Source records:
● ● ● ●

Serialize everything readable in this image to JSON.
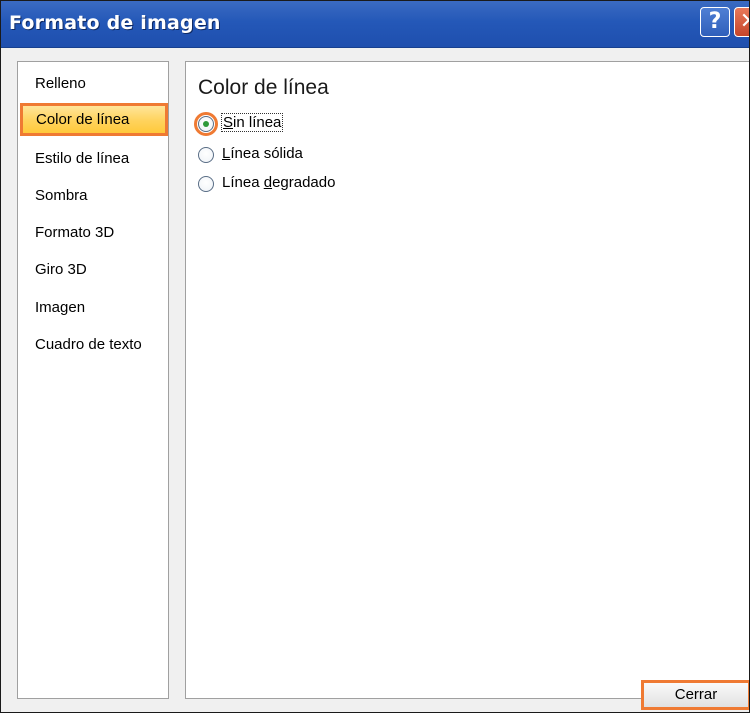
{
  "window": {
    "title": "Formato de imagen"
  },
  "titlebar": {
    "help_glyph": "?",
    "close_glyph": "✕"
  },
  "sidebar": {
    "items": [
      {
        "label": "Relleno",
        "selected": false
      },
      {
        "label": "Color de línea",
        "selected": true
      },
      {
        "label": "Estilo de línea",
        "selected": false
      },
      {
        "label": "Sombra",
        "selected": false
      },
      {
        "label": "Formato 3D",
        "selected": false
      },
      {
        "label": "Giro 3D",
        "selected": false
      },
      {
        "label": "Imagen",
        "selected": false
      },
      {
        "label": "Cuadro de texto",
        "selected": false
      }
    ]
  },
  "panel": {
    "title": "Color de línea",
    "options": [
      {
        "label": "Sin línea",
        "accel": "S",
        "rest": "in línea",
        "checked": true
      },
      {
        "label": "Línea sólida",
        "accel": "L",
        "rest": "ínea sólida",
        "checked": false
      },
      {
        "label": "Línea degradado",
        "pre": "Línea ",
        "accel": "d",
        "rest": "egradado",
        "checked": false
      }
    ]
  },
  "footer": {
    "close_label": "Cerrar"
  },
  "colors": {
    "titlebar": "#2458b8",
    "highlight_border": "#ef7a33",
    "selected_fill": "#ffd35c",
    "radio_dot": "#2f9a3a"
  }
}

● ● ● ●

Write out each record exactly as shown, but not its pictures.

Serialize everything readable in this image to JSON.
{
  "window": {
    "title": "Formato de imagen"
  },
  "titlebar": {
    "help_glyph": "?",
    "close_glyph": "✕"
  },
  "sidebar": {
    "items": [
      {
        "label": "Relleno",
        "selected": false
      },
      {
        "label": "Color de línea",
        "selected": true
      },
      {
        "label": "Estilo de línea",
        "selected": false
      },
      {
        "label": "Sombra",
        "selected": false
      },
      {
        "label": "Formato 3D",
        "selected": false
      },
      {
        "label": "Giro 3D",
        "selected": false
      },
      {
        "label": "Imagen",
        "selected": false
      },
      {
        "label": "Cuadro de texto",
        "selected": false
      }
    ]
  },
  "panel": {
    "title": "Color de línea",
    "options": [
      {
        "label": "Sin línea",
        "accel": "S",
        "rest": "in línea",
        "checked": true
      },
      {
        "label": "Línea sólida",
        "accel": "L",
        "rest": "ínea sólida",
        "checked": false
      },
      {
        "label": "Línea degradado",
        "pre": "Línea ",
        "accel": "d",
        "rest": "egradado",
        "checked": false
      }
    ]
  },
  "footer": {
    "close_label": "Cerrar"
  },
  "colors": {
    "titlebar": "#2458b8",
    "highlight_border": "#ef7a33",
    "selected_fill": "#ffd35c",
    "radio_dot": "#2f9a3a"
  }
}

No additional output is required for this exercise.